See allHide authors and affiliations

Science  04 Oct 1963:
Vol. 142, Issue 3588, pp. 50-51
DOI: 10.1126/science.142.3588.50


The tyrosyl groups of reduced and carboxymethylated human serum albumin, in which all disulfide bonds are broken, ionize at lower pH than those of native albumin, in spite of the greater negative charge on the protein produced by the S-carboxy-methyl groups. The heat and entropy of ionization of these groups in the reduced albumin are also "normal," in contrast to native albumin. Spectro-photometric titrations at 244 and 295 mµ give equivalent results. The more open structure of the reduced albumin, as compared with the native protein, presumably allows the tyrosine groups to come freely into contact with solvent. In acid solutions the heights of the two peaks at 236 and 287 mµ in the difference spectrum (albumin at pH 7 against albumin at a lower pH) are strictly proportional over the whole course of the titration.
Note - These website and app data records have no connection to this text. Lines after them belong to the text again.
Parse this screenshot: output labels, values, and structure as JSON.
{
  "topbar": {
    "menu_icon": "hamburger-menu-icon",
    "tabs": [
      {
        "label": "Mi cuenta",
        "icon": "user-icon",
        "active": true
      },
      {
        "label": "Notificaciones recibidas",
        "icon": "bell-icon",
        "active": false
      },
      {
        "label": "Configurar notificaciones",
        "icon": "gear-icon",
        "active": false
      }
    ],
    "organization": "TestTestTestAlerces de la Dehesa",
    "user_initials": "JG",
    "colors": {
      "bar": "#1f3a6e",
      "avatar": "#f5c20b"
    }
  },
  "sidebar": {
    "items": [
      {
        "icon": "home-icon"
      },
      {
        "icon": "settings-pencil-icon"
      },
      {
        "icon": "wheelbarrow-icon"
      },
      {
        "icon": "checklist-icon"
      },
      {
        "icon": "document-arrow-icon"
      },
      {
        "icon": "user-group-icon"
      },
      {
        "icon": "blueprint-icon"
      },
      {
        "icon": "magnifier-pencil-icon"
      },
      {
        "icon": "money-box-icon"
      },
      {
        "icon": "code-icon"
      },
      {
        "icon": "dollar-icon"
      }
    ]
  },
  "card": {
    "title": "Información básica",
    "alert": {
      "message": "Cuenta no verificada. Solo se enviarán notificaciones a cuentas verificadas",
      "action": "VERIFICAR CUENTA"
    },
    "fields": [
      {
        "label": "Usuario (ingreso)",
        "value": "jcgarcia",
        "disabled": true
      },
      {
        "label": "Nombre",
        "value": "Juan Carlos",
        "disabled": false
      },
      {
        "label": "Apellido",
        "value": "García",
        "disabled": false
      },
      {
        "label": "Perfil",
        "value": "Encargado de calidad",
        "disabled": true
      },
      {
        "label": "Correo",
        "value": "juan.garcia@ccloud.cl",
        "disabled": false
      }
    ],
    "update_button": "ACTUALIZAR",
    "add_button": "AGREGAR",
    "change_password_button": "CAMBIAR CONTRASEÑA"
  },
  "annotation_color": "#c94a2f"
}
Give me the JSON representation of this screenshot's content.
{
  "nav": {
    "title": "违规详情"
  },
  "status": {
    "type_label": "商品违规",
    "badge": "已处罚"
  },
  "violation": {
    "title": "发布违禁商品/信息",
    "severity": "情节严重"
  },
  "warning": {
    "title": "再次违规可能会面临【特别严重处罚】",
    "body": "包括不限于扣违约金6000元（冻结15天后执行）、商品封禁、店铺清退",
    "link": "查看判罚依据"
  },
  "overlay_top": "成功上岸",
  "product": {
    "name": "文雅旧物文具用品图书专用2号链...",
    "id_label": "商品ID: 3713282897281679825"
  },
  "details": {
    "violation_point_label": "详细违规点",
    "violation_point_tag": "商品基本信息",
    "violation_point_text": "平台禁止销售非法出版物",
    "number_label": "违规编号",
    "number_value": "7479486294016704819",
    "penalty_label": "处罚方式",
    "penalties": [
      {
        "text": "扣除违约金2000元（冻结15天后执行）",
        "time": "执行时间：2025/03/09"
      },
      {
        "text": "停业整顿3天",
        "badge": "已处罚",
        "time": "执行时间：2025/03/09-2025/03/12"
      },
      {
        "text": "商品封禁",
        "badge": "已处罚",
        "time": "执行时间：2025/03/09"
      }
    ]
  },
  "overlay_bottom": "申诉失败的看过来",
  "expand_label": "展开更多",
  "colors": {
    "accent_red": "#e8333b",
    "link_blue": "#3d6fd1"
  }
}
Both peaks apparently arise from changes in the environment of tyrosyl residues, rather than from more general conformational changes.